» **Exercise details**:
Each line of the data below goes into the copy exactly; pictures do not.

====================

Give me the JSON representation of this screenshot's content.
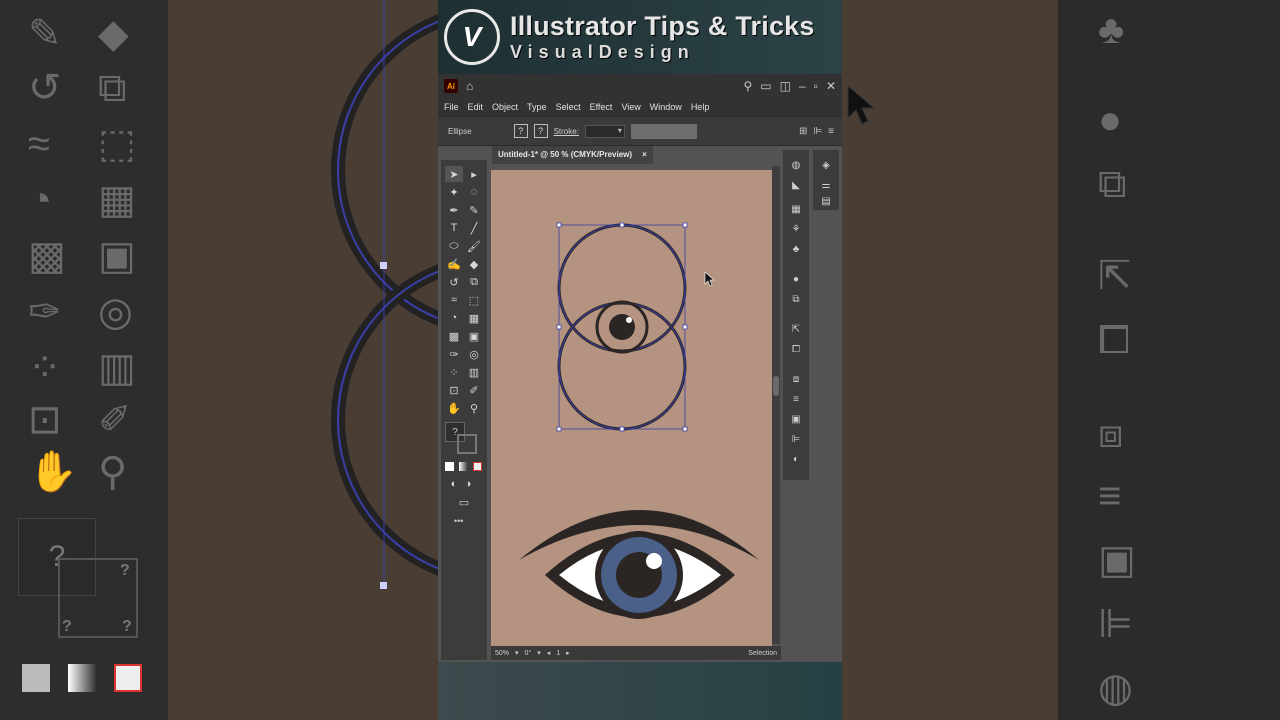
{
  "banner": {
    "title": "Illustrator Tips & Tricks",
    "subtitle": "VisualDesign",
    "logo_icon": "vd-logo-icon"
  },
  "app": {
    "app_icon_label": "Ai",
    "menu": [
      "File",
      "Edit",
      "Object",
      "Type",
      "Select",
      "Effect",
      "View",
      "Window",
      "Help"
    ],
    "control": {
      "shape_label": "Ellipse",
      "stroke_label": "Stroke:",
      "fill_box": "?",
      "stroke_box": "?"
    },
    "document_tab": {
      "title": "Untitled-1* @ 50 % (CMYK/Preview)",
      "close": "×"
    },
    "fill_stroke_swatch": "?",
    "more_tools": "•••",
    "status": {
      "zoom": "50%",
      "rotation": "0°",
      "artboard": "1",
      "tool": "Selection"
    },
    "colors": {
      "artboard": "#b49381",
      "eye_iris": "#4a6088",
      "eye_dark": "#2b2624",
      "selection": "#3b3fa8"
    }
  },
  "background": {
    "left_question": "?",
    "left_question_small_a": "?",
    "left_question_small_b": "?",
    "left_question_small_c": "?"
  }
}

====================

» **Solved problem**:
Give me the JSON representation of this screenshot's content.
{
  "banner": {
    "title": "Illustrator Tips & Tricks",
    "subtitle": "VisualDesign",
    "logo_icon": "vd-logo-icon"
  },
  "app": {
    "app_icon_label": "Ai",
    "menu": [
      "File",
      "Edit",
      "Object",
      "Type",
      "Select",
      "Effect",
      "View",
      "Window",
      "Help"
    ],
    "control": {
      "shape_label": "Ellipse",
      "stroke_label": "Stroke:",
      "fill_box": "?",
      "stroke_box": "?"
    },
    "document_tab": {
      "title": "Untitled-1* @ 50 % (CMYK/Preview)",
      "close": "×"
    },
    "fill_stroke_swatch": "?",
    "more_tools": "•••",
    "status": {
      "zoom": "50%",
      "rotation": "0°",
      "artboard": "1",
      "tool": "Selection"
    },
    "colors": {
      "artboard": "#b49381",
      "eye_iris": "#4a6088",
      "eye_dark": "#2b2624",
      "selection": "#3b3fa8"
    }
  },
  "background": {
    "left_question": "?",
    "left_question_small_a": "?",
    "left_question_small_b": "?",
    "left_question_small_c": "?"
  }
}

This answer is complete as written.